Last week I attended a meeting of former Executive Directors of Ontario child welfare agencies who are now retired. Charmed by the meeting site in beautiful Stratford Ontario — home of the Stratford Shakespearean Festival Theatre and one of the most enchanting small cities in Ontario — as well as knowing that the organizer was someone whose career was widely respected, and knowing that I would see many former colleagues, I attended. The festivities included several lively and noisy meals accompanied by good libations, a topical presentation, a game of golf or a theatre outing, and a short business meeting. Copious amounts of laughter accompanied each activity. The most important aspect of the two-day meeting was the opportunity to catch up with the post retirement life events of many former colleagues. Relationships that began professionally over shared career experiences now continue as friendships.

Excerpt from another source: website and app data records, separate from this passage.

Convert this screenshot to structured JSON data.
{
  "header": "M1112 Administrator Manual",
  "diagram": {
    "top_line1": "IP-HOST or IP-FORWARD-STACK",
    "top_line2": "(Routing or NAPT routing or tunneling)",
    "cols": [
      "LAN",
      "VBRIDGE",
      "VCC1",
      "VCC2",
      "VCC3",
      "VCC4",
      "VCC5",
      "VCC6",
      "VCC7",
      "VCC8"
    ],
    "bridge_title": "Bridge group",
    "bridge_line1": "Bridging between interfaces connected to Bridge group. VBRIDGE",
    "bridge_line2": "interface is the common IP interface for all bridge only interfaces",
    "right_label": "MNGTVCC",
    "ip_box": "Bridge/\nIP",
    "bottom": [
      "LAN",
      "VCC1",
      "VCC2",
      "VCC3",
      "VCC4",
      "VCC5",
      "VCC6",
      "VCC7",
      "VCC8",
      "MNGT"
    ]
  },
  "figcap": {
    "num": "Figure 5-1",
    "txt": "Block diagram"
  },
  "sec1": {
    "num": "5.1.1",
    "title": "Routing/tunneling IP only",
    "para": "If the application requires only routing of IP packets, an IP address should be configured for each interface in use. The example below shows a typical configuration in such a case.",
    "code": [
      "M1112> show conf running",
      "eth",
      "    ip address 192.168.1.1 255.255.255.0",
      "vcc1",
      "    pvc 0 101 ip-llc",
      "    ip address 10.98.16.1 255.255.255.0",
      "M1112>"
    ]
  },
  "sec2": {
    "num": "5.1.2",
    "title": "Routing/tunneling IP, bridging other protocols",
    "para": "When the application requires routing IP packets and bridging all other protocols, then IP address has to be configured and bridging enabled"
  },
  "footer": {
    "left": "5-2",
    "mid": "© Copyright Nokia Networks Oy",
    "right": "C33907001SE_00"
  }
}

Many people brought their spouses/partners to the meeting and all participated in the events. Given the nature and intensity of the pre-retirement work as leaders of large child welfare agencies, the spouses and partners had already shared so many of the ups and downs of a career regardless of who went to the office so it seemed natural to include them. Of course, retirement also means that couples can enjoy more time together and it was great to enlarge the circle.
This meeting made me consider the benefits of keeping in touch — after retirement –with people with whom I had worked closely for many years. It reinforced the need to nurture these relationships as part of a purposeful, effective and self-determined retirement.
Benefits of Keeping in Touch
- While professional networks are strong, friendship is stronger. As I looked around the room and participated, I realized that what began as a professional network has evolved into a social network that is bound together in shared experiences. Nobody needed to attend; no travel was supported by an expense account; attendance was completely voluntary — a personal decision to attend a reunion and reinforce friendship.
- The participants had all made personal changes in retirement. People remained engaged with life and used their retirement for writing (books, blogs, memoirs, business and professional articles), for travel to exotic places (Africa, India, Thailand, China), for pursuing new types of employment, and for new hobbies such as learning to make maple syrup. Some had traded Canadian winters for retreats in Southern climates. People re-connected with long-forgotten activities, used time to renovate homes, volunteered time in their churches or service clubs. Two were involved as care-givers to spouses with chronic illnesses or with grand children; they did this with a sense of purpose and a joy in the benefits of caring for another. They had transformed knowledge previously used for career-related goals to reach personal goals.
- Attending this annual meeting allowed for continuation of shared experiences. Whether it was the competitiveness of another golf game, or attending a theatre performance with friends, or simply sharing meals together, the fun experiences reinforced and strengthened existing bonds and deepened relationships. Impromptu conversations, spontaneous laughter and opportunities to exchange confidences occurred, each serving to support the friendships among members of this group of retirees.